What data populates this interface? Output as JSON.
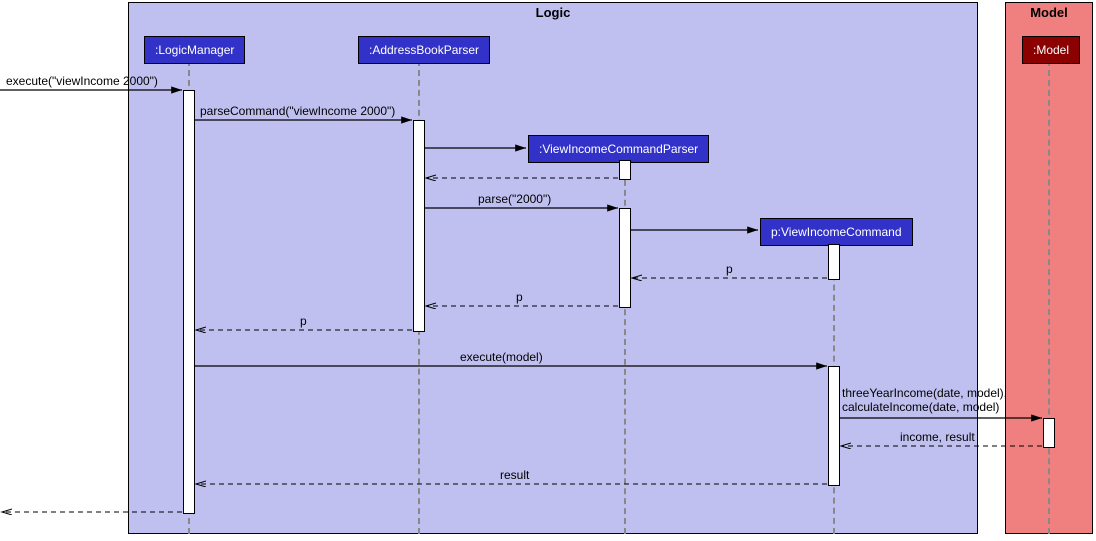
{
  "frames": {
    "logic": {
      "title": "Logic"
    },
    "model": {
      "title": "Model"
    }
  },
  "participants": {
    "logicManager": ":LogicManager",
    "addressBookParser": ":AddressBookParser",
    "viewIncomeCommandParser": ":ViewIncomeCommandParser",
    "viewIncomeCommand": "p:ViewIncomeCommand",
    "model": ":Model"
  },
  "messages": {
    "m1": "execute(\"viewIncome 2000\")",
    "m2": "parseCommand(\"viewIncome 2000\")",
    "m3": "parse(\"2000\")",
    "m4": "p",
    "m5": "p",
    "m6": "p",
    "m7": "execute(model)",
    "m8": "threeYearIncome(date, model), calculateIncome(date, model)",
    "m9": "income, result",
    "m10": "result"
  },
  "chart_data": {
    "type": "uml_sequence_diagram",
    "frames": [
      {
        "name": "Logic",
        "contains": [
          "LogicManager",
          "AddressBookParser",
          "ViewIncomeCommandParser",
          "ViewIncomeCommand"
        ]
      },
      {
        "name": "Model",
        "contains": [
          "Model"
        ]
      }
    ],
    "lifelines": [
      {
        "id": "actor",
        "label": ""
      },
      {
        "id": "LogicManager",
        "label": ":LogicManager"
      },
      {
        "id": "AddressBookParser",
        "label": ":AddressBookParser"
      },
      {
        "id": "ViewIncomeCommandParser",
        "label": ":ViewIncomeCommandParser"
      },
      {
        "id": "ViewIncomeCommand",
        "label": "p:ViewIncomeCommand"
      },
      {
        "id": "Model",
        "label": ":Model"
      }
    ],
    "messages": [
      {
        "from": "actor",
        "to": "LogicManager",
        "label": "execute(\"viewIncome 2000\")",
        "type": "sync"
      },
      {
        "from": "LogicManager",
        "to": "AddressBookParser",
        "label": "parseCommand(\"viewIncome 2000\")",
        "type": "sync"
      },
      {
        "from": "AddressBookParser",
        "to": "ViewIncomeCommandParser",
        "label": "",
        "type": "create"
      },
      {
        "from": "ViewIncomeCommandParser",
        "to": "AddressBookParser",
        "label": "",
        "type": "return"
      },
      {
        "from": "AddressBookParser",
        "to": "ViewIncomeCommandParser",
        "label": "parse(\"2000\")",
        "type": "sync"
      },
      {
        "from": "ViewIncomeCommandParser",
        "to": "ViewIncomeCommand",
        "label": "",
        "type": "create"
      },
      {
        "from": "ViewIncomeCommand",
        "to": "ViewIncomeCommandParser",
        "label": "p",
        "type": "return"
      },
      {
        "from": "ViewIncomeCommandParser",
        "to": "AddressBookParser",
        "label": "p",
        "type": "return"
      },
      {
        "from": "AddressBookParser",
        "to": "LogicManager",
        "label": "p",
        "type": "return"
      },
      {
        "from": "LogicManager",
        "to": "ViewIncomeCommand",
        "label": "execute(model)",
        "type": "sync"
      },
      {
        "from": "ViewIncomeCommand",
        "to": "Model",
        "label": "threeYearIncome(date, model), calculateIncome(date, model)",
        "type": "sync"
      },
      {
        "from": "Model",
        "to": "ViewIncomeCommand",
        "label": "income, result",
        "type": "return"
      },
      {
        "from": "ViewIncomeCommand",
        "to": "LogicManager",
        "label": "result",
        "type": "return"
      },
      {
        "from": "LogicManager",
        "to": "actor",
        "label": "",
        "type": "return"
      }
    ]
  }
}
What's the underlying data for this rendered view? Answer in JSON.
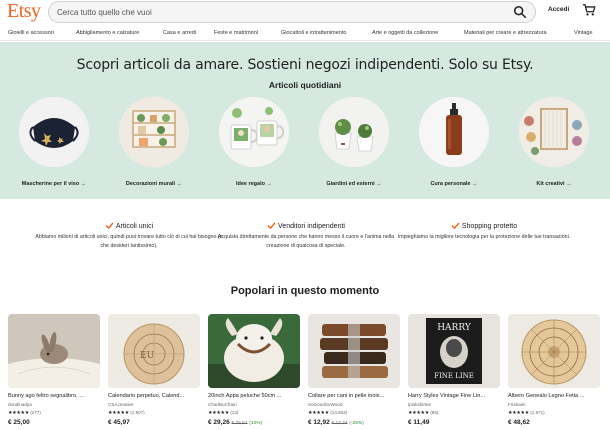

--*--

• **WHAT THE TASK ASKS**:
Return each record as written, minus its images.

• **RESPONSE TO THIS TASK**:
What data populates this interface? Output as JSON.
{
  "frames": {
    "logic": {
      "title": "Logic"
    },
    "model": {
      "title": "Model"
    }
  },
  "participants": {
    "logicManager": ":LogicManager",
    "addressBookParser": ":AddressBookParser",
    "viewIncomeCommandParser": ":ViewIncomeCommandParser",
    "viewIncomeCommand": "p:ViewIncomeCommand",
    "model": ":Model"
  },
  "messages": {
    "m1": "execute(\"viewIncome 2000\")",
    "m2": "parseCommand(\"viewIncome 2000\")",
    "m3": "parse(\"2000\")",
    "m4": "p",
    "m5": "p",
    "m6": "p",
    "m7": "execute(model)",
    "m8": "threeYearIncome(date, model), calculateIncome(date, model)",
    "m9": "income, result",
    "m10": "result"
  },
  "chart_data": {
    "type": "uml_sequence_diagram",
    "frames": [
      {
        "name": "Logic",
        "contains": [
          "LogicManager",
          "AddressBookParser",
          "ViewIncomeCommandParser",
          "ViewIncomeCommand"
        ]
      },
      {
        "name": "Model",
        "contains": [
          "Model"
        ]
      }
    ],
    "lifelines": [
      {
        "id": "actor",
        "label": ""
      },
      {
        "id": "LogicManager",
        "label": ":LogicManager"
      },
      {
        "id": "AddressBookParser",
        "label": ":AddressBookParser"
      },
      {
        "id": "ViewIncomeCommandParser",
        "label": ":ViewIncomeCommandParser"
      },
      {
        "id": "ViewIncomeCommand",
        "label": "p:ViewIncomeCommand"
      },
      {
        "id": "Model",
        "label": ":Model"
      }
    ],
    "messages": [
      {
        "from": "actor",
        "to": "LogicManager",
        "label": "execute(\"viewIncome 2000\")",
        "type": "sync"
      },
      {
        "from": "LogicManager",
        "to": "AddressBookParser",
        "label": "parseCommand(\"viewIncome 2000\")",
        "type": "sync"
      },
      {
        "from": "AddressBookParser",
        "to": "ViewIncomeCommandParser",
        "label": "",
        "type": "create"
      },
      {
        "from": "ViewIncomeCommandParser",
        "to": "AddressBookParser",
        "label": "",
        "type": "return"
      },
      {
        "from": "AddressBookParser",
        "to": "ViewIncomeCommandParser",
        "label": "parse(\"2000\")",
        "type": "sync"
      },
      {
        "from": "ViewIncomeCommandParser",
        "to": "ViewIncomeCommand",
        "label": "",
        "type": "create"
      },
      {
        "from": "ViewIncomeCommand",
        "to": "ViewIncomeCommandParser",
        "label": "p",
        "type": "return"
      },
      {
        "from": "ViewIncomeCommandParser",
        "to": "AddressBookParser",
        "label": "p",
        "type": "return"
      },
      {
        "from": "AddressBookParser",
        "to": "LogicManager",
        "label": "p",
        "type": "return"
      },
      {
        "from": "LogicManager",
        "to": "ViewIncomeCommand",
        "label": "execute(model)",
        "type": "sync"
      },
      {
        "from": "ViewIncomeCommand",
        "to": "Model",
        "label": "threeYearIncome(date, model), calculateIncome(date, model)",
        "type": "sync"
      },
      {
        "from": "Model",
        "to": "ViewIncomeCommand",
        "label": "income, result",
        "type": "return"
      },
      {
        "from": "ViewIncomeCommand",
        "to": "LogicManager",
        "label": "result",
        "type": "return"
      },
      {
        "from": "LogicManager",
        "to": "actor",
        "label": "",
        "type": "return"
      }
    ]
  }
}
What's the underlying data for this rendered view? Answer in JSON.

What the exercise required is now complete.